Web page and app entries
--------------------------------
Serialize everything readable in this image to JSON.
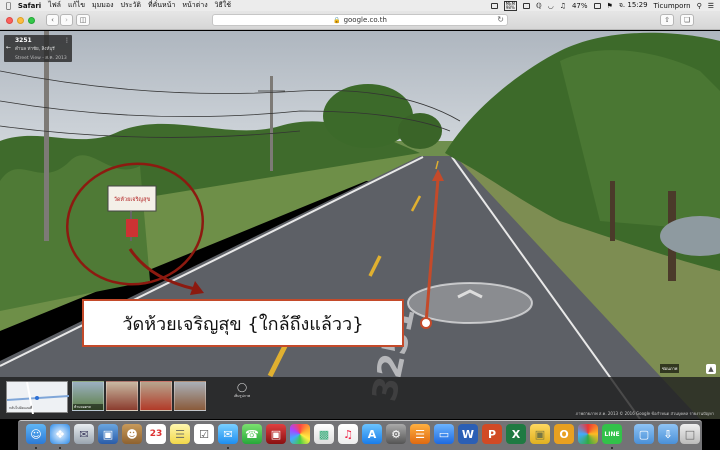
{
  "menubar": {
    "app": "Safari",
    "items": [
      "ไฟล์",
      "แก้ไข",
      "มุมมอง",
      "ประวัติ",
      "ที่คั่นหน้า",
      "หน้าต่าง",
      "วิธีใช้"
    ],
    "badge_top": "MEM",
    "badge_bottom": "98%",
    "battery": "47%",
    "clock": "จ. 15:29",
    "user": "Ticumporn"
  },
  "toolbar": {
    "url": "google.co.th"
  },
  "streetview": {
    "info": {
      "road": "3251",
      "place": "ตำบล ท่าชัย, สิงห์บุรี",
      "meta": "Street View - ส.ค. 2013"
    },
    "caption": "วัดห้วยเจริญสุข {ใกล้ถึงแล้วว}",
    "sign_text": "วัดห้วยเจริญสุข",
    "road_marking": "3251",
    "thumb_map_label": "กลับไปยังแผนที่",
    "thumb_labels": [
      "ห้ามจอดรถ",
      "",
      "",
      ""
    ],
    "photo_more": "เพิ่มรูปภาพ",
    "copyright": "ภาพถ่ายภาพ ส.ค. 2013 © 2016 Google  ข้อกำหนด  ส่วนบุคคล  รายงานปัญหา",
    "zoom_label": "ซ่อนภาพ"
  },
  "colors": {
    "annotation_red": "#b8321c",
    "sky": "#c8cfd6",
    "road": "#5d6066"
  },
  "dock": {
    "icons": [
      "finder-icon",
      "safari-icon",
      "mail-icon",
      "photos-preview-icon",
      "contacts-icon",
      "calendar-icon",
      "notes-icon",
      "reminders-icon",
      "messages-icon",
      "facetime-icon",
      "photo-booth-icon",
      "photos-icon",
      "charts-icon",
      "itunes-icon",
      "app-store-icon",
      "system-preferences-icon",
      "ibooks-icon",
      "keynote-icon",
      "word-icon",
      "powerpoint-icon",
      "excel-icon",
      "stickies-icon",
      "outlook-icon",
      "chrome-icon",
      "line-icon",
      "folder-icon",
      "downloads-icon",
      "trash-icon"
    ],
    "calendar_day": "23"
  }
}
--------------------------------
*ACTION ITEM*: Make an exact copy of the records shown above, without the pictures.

*FINAL ANSWER*:
Serialize everything readable in this image to JSON.
{
  "menubar": {
    "app": "Safari",
    "items": [
      "ไฟล์",
      "แก้ไข",
      "มุมมอง",
      "ประวัติ",
      "ที่คั่นหน้า",
      "หน้าต่าง",
      "วิธีใช้"
    ],
    "badge_top": "MEM",
    "badge_bottom": "98%",
    "battery": "47%",
    "clock": "จ. 15:29",
    "user": "Ticumporn"
  },
  "toolbar": {
    "url": "google.co.th"
  },
  "streetview": {
    "info": {
      "road": "3251",
      "place": "ตำบล ท่าชัย, สิงห์บุรี",
      "meta": "Street View - ส.ค. 2013"
    },
    "caption": "วัดห้วยเจริญสุข {ใกล้ถึงแล้วว}",
    "sign_text": "วัดห้วยเจริญสุข",
    "road_marking": "3251",
    "thumb_map_label": "กลับไปยังแผนที่",
    "thumb_labels": [
      "ห้ามจอดรถ",
      "",
      "",
      ""
    ],
    "photo_more": "เพิ่มรูปภาพ",
    "copyright": "ภาพถ่ายภาพ ส.ค. 2013 © 2016 Google  ข้อกำหนด  ส่วนบุคคล  รายงานปัญหา",
    "zoom_label": "ซ่อนภาพ"
  },
  "colors": {
    "annotation_red": "#b8321c",
    "sky": "#c8cfd6",
    "road": "#5d6066"
  },
  "dock": {
    "icons": [
      "finder-icon",
      "safari-icon",
      "mail-icon",
      "photos-preview-icon",
      "contacts-icon",
      "calendar-icon",
      "notes-icon",
      "reminders-icon",
      "messages-icon",
      "facetime-icon",
      "photo-booth-icon",
      "photos-icon",
      "charts-icon",
      "itunes-icon",
      "app-store-icon",
      "system-preferences-icon",
      "ibooks-icon",
      "keynote-icon",
      "word-icon",
      "powerpoint-icon",
      "excel-icon",
      "stickies-icon",
      "outlook-icon",
      "chrome-icon",
      "line-icon",
      "folder-icon",
      "downloads-icon",
      "trash-icon"
    ],
    "calendar_day": "23"
  }
}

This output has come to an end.